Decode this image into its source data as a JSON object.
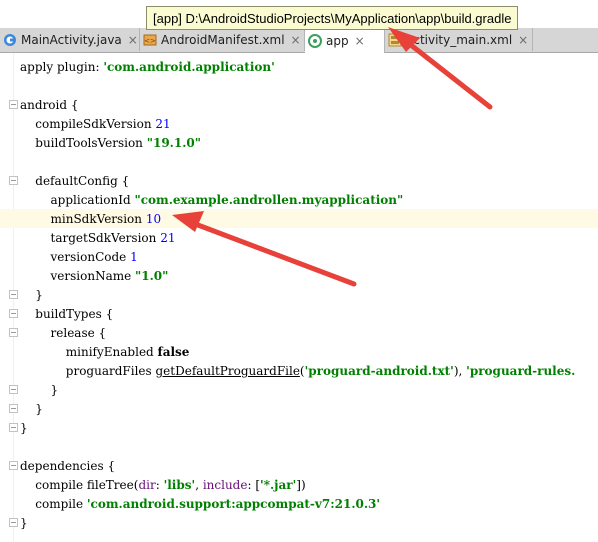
{
  "tooltip": {
    "text": "[app] D:\\AndroidStudioProjects\\MyApplication\\app\\build.gradle"
  },
  "tabs": [
    {
      "label": "MainActivity.java",
      "icon": "java-class-icon",
      "close": "×"
    },
    {
      "label": "AndroidManifest.xml",
      "icon": "xml-file-icon",
      "close": "×"
    },
    {
      "label": "app",
      "icon": "gradle-module-icon",
      "close": "×"
    },
    {
      "label": "activity_main.xml",
      "icon": "layout-file-icon",
      "close": "×"
    }
  ],
  "code": [
    "apply plugin: 'com.android.application'",
    "",
    "android {",
    "    compileSdkVersion 21",
    "    buildToolsVersion \"19.1.0\"",
    "",
    "    defaultConfig {",
    "        applicationId \"com.example.androllen.myapplication\"",
    "        minSdkVersion 10",
    "        targetSdkVersion 21",
    "        versionCode 1",
    "        versionName \"1.0\"",
    "    }",
    "    buildTypes {",
    "        release {",
    "            minifyEnabled false",
    "            proguardFiles getDefaultProguardFile('proguard-android.txt'), 'proguard-rules.",
    "        }",
    "    }",
    "}",
    "",
    "dependencies {",
    "    compile fileTree(dir: 'libs', include: ['*.jar'])",
    "    compile 'com.android.support:appcompat-v7:21.0.3'",
    "}"
  ],
  "colors": {
    "string": "#008000",
    "number": "#0000ff",
    "named_arg": "#660e7a",
    "caret_row": "#fffae3",
    "annotation_arrow": "#e8413a"
  }
}
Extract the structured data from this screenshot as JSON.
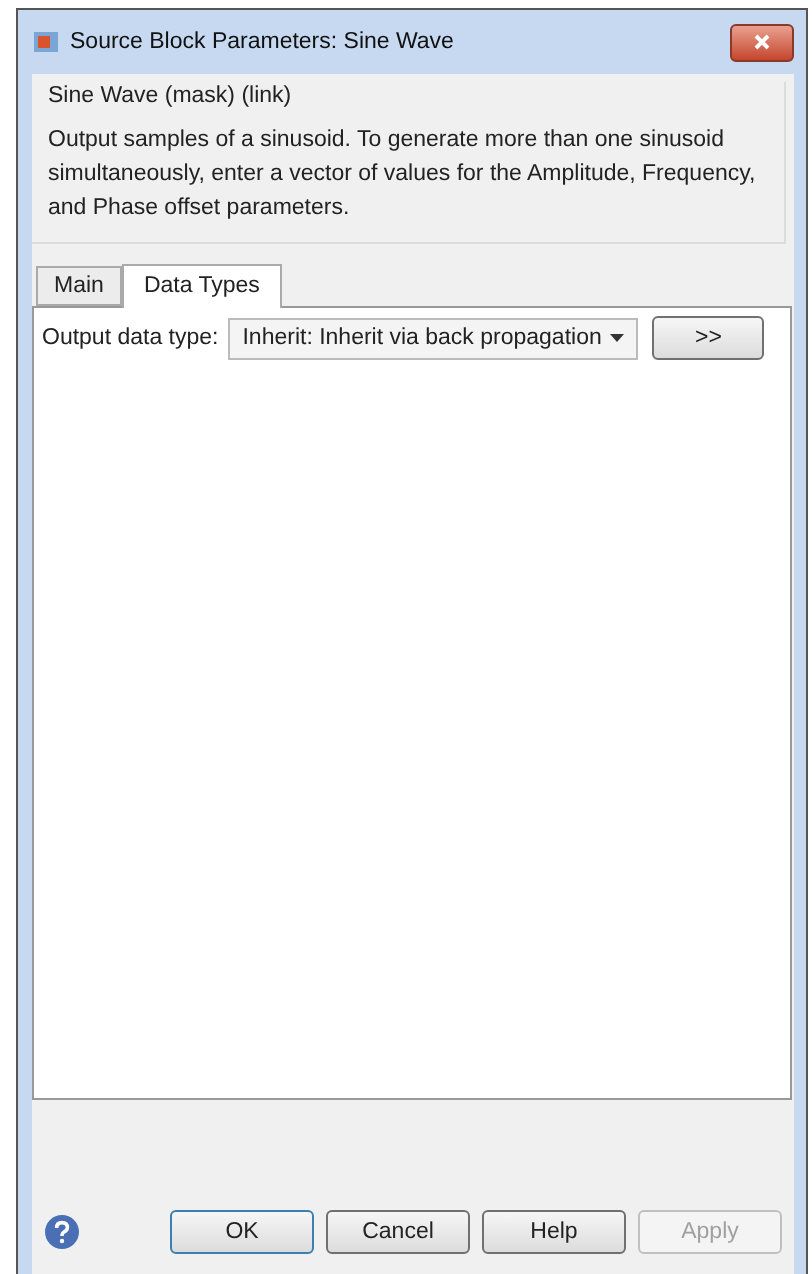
{
  "window": {
    "title": "Source Block Parameters: Sine Wave"
  },
  "group": {
    "title": "Sine Wave (mask) (link)",
    "description": "Output samples of a sinusoid.  To generate more than one sinusoid simultaneously, enter a vector of values for the Amplitude, Frequency, and Phase offset parameters."
  },
  "tabs": [
    {
      "label": "Main",
      "selected": false
    },
    {
      "label": "Data Types",
      "selected": true
    }
  ],
  "output_data_type": {
    "label": "Output data type:",
    "value": "Inherit: Inherit via back propagation",
    "assistant_button": ">>"
  },
  "buttons": [
    {
      "label": "OK",
      "default": true,
      "disabled": false
    },
    {
      "label": "Cancel",
      "default": false,
      "disabled": false
    },
    {
      "label": "Help",
      "default": false,
      "disabled": false
    },
    {
      "label": "Apply",
      "default": false,
      "disabled": true
    }
  ]
}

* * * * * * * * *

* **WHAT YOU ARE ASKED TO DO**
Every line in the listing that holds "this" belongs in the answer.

* **ANSWER AREA**
Decode this image into its source data as a JSON object.
Extract the structured data from this screenshot as JSON.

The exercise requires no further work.